System Builder Marathon Q4 2014: Budget Gaming PC

Results: Far Cry 3 And GRID 2

Far Cry 3

Far Cry 3 is my favorite title to benchmark in this test suite. It’s well-threaded, bringing many entry-level processors to their knees. But it also happens to be the most graphically demanding title these machines need to face. On top of that, our in-game test sequence represents the highest demands you’ll face within the game.

The absence of resolution scaling at 16:9 aspect ratios makes it clear we’re bumping up against CPU limitations in each configuration. However, it’s of little concern as the experience was almost buttery smooth.

Last quarter’s PC survived through 4800x900 and its minimum frame rates jumped by seven FPS once overclocked. However, our new PC ups the anti even further, by matching that in stock form, and remaining above 40FPS once overclocked. Clearly, even at these reduced settings the graphics cards were the limiting factor for triple-panel gaming.

Ultra Quality continues to punish each and every one of my $500 gaming boxes. At 1280x720, frame rates never dropped below 30FPS, but the experience once again still felt sluggish. Out of the box, the G3258 just can’t handle these demanding settings.

Thankfully, the story doesn’t end there; with a fairly easy to achieve 4.0GHz, the Pentium now sustained over 40FPS. But once again we lack sufficient graphics muscle to tackle 1920x1080. The new machine wins this game, as dropping to 2X MSAA yields 42FPS averages and 37FPS minimums, which is nearly identical performance seen last quarter with AA totally disabled.


In GRID 2, both machines breeze through 4800x900 at the system-bound High Quality preset.

Cranked to Ultra-quality, with 8X MSAA, (overclocked) we’re now riding the brink of a well balanced platform for this game. Milder overclocking can’t quite match the raw performance of last quarter’s endeavors, but you’ll notice at 1920x1080 we still netted almost five additional FPS by outfitting higher-clocked R9 270X.

  • airplanegeek
    Why is the PSU fan facing up instead of down? Doesn't that affect the cooling of the PSU?
  • sea monkey
    Upon submission of the form:

    The Sweepstakes opens on September 23, 2014 12 noon PDT and closes on October 6, 2014 12 noon PDT.

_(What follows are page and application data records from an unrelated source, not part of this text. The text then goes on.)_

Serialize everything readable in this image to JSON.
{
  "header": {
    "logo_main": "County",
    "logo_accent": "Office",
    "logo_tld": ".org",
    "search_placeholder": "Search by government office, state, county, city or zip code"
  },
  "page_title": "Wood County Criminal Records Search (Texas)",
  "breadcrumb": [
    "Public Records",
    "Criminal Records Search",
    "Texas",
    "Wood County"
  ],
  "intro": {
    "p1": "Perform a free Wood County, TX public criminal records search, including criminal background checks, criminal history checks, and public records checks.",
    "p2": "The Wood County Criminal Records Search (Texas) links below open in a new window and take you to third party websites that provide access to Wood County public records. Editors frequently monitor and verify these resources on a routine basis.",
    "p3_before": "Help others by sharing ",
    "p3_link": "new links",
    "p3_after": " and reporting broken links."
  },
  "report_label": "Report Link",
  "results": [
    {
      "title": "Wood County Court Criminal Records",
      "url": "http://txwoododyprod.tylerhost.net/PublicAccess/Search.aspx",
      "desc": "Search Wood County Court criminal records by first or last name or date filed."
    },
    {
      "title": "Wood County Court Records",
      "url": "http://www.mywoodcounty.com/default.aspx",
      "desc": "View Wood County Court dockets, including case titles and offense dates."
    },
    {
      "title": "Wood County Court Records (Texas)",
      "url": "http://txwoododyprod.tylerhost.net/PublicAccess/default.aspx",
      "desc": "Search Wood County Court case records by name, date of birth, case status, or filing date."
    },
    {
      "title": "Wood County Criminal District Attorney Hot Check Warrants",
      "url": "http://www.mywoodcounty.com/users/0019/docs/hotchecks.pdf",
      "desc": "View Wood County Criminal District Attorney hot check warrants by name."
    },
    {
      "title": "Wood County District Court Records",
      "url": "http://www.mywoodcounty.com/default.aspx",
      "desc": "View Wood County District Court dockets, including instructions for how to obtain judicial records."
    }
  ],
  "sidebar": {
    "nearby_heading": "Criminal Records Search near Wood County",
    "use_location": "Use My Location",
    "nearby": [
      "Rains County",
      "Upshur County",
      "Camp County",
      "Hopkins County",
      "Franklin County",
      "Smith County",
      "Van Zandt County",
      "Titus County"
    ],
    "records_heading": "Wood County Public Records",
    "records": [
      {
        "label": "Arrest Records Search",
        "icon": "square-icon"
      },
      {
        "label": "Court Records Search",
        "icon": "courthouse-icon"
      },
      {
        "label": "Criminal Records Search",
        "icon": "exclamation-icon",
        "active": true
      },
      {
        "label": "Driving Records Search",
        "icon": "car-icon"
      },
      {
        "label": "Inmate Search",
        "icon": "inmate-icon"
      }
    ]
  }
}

  • pauldh
    Yes it would. And it is facing down, just hidden from sight in the photo. The PSU fan's venting holes are flush with (and actually a part of) it's shell.
  • Zeh
    Just a hint: you SHOULD be using an air conditioner so you can have the same room temperature over the year.
    Preferably one with Inverter technology, which will decrease the temperature delta (it doesn't start-stop once it reaches a given temperature threshold).
  • Onus
    Hmmm, I see some kudos for the VP-450 in here, being remarkably efficient despite not being 80+ (it is disqualified for 80+ for not having Active PFC).
    Since the purpose of these SBM machines is (imho) to learn things, I would have liked to have seen a different mobo used, for comparison.
    I appreciate the thoughtful approach to overclocking that was used here.
    The only niggle I can't resist is the $18 for the optical drive. For months, I've been seeing one or another of them for around $13-$14. That seems a small thing, but that $4-$5 plus the leftover may have bought either a better cooler or a faster HDD.
  • sea monkey
    totally disappeared from site


    while monitor temperatures


    to be sure it could bee done


    none the less


    it’s R9 270X graphics card


    Yet, both machines share a similar weakness, they’re outfitted with a dual-core Pentium capable of juggling only two threads at a time.

    comma splice

    outputting to 3-panels

    three panels
  • codyleemanofaction
    Darn those moving prices! I was hoping to see the R9 280 make it!
  • lesmore2222
    I agree with cody. I really wanted to see the difference a r9 280 would make as well. This was just too similar to the last build. Should have bought the r9 280 anyway and fibbed on the price a little. ;)
  • ingtar33
    A final thought to consider is at what point will the next big game on your radar force an early upgrade to Core i5? It might not be too far off, as Far Cry 4, which launched a week after we ordered this machine, completely lacks official support for dual-threaded processors.

    same with the game of the year, Dragon Age Inquisition.

    I suspect it's time to drop dual cores as a build suggestion.
  • BoredSysAdmin
    Great build. I would probably never built it exactly like the article (more ram, sdd - etc), but it provides great bones to build upon.